Cancer may have been the official cause of death on a South Carolina woman’s death certificate but it didn’t have to be that way.
In fact, the jury strongly felt that her death could have been avoided if her doctors had been better at communicating with each other and delays in her care had been avoided.
They felt so strongly about it that they gave her husband a $10 million wrongful death verdict — an unusually high amount that signals the jury was sending a message to other doctors and hospitals. In this case, the message seems to be: “Get it together. Patient lives are on the line!”
The malpractice case filed by the woman’s husband was jointly against both the woman’s doctor and the Urological facility under which he was employed. Previously, the urological association had offered the woman’s husband a mere $250,000 for his claim — which he rejected.
That ultimately led to the case going to court — a maneuver that’s always somewhat risky for survivors because they never know how a jury is going to react.
In this case, a lower award might have been expected simply because of the woman’s age — she was 70 when she died. Generally speaking, wrongful death verdicts tend to be higher when the victim is in the prime of his or her life and at the peak of his or her earnings capacity — those are usually factors that are part of the consideration when it comes to “actual losses.”
In this case, however, there was simply no excuse for the poor care the woman received. While growth was noted in her liver, her doctors put off the surgery that could have saved her life while the mass was still small and possibly noncancerous. It grew, but nobody communicated this to the patient.
When the victim began to complain of pain and it was noted the growth was larger, the radiologist clearly stated the mass was likely malignant and needed to be removed. Still, nobody bothered to tell the patient.
By the time the next scan was done, it was too late.
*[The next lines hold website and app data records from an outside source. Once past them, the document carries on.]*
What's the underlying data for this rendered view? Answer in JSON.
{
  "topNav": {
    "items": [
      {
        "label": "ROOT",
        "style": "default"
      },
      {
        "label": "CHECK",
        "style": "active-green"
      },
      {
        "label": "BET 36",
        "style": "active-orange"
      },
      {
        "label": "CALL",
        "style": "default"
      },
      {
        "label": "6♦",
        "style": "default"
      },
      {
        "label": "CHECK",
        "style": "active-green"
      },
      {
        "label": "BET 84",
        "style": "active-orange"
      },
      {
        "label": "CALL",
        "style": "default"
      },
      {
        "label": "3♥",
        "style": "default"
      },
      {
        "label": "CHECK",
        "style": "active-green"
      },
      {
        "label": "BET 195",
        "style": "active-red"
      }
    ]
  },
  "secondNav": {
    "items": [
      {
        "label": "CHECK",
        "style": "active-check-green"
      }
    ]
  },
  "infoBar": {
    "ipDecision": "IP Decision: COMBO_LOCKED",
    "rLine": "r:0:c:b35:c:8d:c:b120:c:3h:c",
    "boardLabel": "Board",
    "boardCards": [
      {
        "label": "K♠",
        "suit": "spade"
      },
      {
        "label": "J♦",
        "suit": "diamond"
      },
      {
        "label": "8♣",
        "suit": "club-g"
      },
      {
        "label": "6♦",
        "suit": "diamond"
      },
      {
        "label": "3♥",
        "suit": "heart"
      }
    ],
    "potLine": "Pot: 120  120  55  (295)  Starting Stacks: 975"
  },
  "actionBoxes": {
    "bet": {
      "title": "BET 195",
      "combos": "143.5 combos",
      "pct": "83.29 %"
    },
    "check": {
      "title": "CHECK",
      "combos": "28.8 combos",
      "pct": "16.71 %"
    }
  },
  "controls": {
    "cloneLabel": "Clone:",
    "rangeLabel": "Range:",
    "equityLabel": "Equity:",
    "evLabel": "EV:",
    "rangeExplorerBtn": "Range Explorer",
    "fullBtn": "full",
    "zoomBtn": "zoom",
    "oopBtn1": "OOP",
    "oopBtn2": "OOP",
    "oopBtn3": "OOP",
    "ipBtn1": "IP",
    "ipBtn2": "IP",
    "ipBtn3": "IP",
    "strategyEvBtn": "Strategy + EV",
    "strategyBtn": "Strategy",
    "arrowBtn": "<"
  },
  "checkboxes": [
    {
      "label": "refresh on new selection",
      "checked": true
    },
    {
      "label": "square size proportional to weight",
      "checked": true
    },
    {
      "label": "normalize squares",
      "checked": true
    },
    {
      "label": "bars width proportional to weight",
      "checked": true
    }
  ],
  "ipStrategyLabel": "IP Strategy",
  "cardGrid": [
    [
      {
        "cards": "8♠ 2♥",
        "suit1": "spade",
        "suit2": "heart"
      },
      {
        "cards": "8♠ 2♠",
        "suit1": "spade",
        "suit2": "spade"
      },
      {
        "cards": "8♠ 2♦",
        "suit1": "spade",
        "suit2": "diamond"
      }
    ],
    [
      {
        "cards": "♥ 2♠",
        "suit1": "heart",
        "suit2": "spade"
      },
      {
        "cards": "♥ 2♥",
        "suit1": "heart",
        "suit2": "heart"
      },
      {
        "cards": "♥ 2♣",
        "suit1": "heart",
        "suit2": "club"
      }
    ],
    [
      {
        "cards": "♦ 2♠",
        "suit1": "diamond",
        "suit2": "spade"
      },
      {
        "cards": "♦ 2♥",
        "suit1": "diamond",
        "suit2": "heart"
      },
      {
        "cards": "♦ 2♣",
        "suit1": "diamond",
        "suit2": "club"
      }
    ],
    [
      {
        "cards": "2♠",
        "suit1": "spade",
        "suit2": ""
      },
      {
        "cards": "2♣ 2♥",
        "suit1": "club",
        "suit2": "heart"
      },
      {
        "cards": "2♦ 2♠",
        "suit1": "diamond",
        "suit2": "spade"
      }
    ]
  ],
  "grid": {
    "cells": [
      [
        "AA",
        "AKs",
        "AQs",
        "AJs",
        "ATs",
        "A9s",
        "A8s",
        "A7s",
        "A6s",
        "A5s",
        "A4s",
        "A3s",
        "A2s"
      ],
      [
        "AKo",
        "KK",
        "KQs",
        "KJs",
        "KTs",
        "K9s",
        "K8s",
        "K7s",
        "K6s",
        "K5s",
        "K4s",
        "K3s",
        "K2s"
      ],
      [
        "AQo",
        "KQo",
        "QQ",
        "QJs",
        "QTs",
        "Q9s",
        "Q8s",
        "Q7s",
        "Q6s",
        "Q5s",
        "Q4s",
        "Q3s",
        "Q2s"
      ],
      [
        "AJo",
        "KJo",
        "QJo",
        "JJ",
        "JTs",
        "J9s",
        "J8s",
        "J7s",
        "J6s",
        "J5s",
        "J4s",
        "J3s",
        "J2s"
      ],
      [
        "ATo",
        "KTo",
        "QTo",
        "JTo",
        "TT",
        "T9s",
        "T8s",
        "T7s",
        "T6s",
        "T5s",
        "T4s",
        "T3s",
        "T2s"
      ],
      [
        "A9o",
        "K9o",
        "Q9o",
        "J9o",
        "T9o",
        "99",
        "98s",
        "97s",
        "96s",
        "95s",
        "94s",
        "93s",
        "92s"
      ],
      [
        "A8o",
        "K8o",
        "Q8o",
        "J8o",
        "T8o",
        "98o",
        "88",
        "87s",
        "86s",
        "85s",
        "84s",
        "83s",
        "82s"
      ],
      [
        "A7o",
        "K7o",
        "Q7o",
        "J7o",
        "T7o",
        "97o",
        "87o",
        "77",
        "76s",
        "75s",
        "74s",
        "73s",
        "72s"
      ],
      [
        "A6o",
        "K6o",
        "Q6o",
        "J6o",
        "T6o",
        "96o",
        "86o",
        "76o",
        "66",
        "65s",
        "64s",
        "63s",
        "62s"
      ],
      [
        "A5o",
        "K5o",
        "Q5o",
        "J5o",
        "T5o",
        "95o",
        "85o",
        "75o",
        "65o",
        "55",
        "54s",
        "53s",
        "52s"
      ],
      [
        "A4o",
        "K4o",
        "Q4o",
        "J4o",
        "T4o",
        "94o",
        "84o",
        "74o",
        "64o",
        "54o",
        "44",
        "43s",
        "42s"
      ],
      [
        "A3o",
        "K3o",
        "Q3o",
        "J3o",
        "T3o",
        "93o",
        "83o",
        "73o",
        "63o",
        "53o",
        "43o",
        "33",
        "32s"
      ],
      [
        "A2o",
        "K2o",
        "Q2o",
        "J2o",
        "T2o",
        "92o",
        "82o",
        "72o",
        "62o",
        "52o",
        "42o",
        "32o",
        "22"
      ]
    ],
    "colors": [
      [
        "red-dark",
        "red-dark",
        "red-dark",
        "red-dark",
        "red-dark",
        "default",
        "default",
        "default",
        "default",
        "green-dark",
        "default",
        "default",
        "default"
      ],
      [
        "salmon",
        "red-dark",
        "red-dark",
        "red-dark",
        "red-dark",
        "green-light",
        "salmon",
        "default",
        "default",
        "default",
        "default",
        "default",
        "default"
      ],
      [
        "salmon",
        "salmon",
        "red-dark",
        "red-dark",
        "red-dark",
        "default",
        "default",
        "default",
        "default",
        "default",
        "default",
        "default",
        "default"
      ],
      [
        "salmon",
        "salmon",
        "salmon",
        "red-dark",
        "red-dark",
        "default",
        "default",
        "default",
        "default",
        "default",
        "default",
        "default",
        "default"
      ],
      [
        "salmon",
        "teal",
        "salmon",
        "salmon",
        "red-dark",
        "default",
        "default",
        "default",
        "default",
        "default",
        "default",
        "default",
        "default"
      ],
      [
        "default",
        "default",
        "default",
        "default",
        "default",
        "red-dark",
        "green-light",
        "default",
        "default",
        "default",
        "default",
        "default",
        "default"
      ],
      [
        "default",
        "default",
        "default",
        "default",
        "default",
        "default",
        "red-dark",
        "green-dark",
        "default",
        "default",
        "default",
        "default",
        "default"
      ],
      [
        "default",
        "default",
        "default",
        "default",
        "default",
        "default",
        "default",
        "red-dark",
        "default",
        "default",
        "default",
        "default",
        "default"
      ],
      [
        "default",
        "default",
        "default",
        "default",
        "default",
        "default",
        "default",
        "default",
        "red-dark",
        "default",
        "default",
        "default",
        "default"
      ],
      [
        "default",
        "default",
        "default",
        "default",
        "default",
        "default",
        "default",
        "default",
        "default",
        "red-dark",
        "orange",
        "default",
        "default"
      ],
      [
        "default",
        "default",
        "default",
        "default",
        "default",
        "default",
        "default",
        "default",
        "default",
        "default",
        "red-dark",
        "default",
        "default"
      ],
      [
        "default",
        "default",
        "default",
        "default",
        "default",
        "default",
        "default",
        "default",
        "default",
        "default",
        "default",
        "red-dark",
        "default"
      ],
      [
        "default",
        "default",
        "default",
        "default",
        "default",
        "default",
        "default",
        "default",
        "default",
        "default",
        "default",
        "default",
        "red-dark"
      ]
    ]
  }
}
Cancer had spread everywhere in her body, which meant she’d lost her window of opportunity for survival.
What’s particularly tragic is that kidney cancer is 94 percent curable.
If your loved one is the victim of medical malpractice, take steps to learn about your rights to redress such a tragedy, at least financially and morally.
Source: www.thestate.com, “Columbia doctor must pay $10 million in fatal cancer case, jury says,” John Monk, Nov. 02, 2017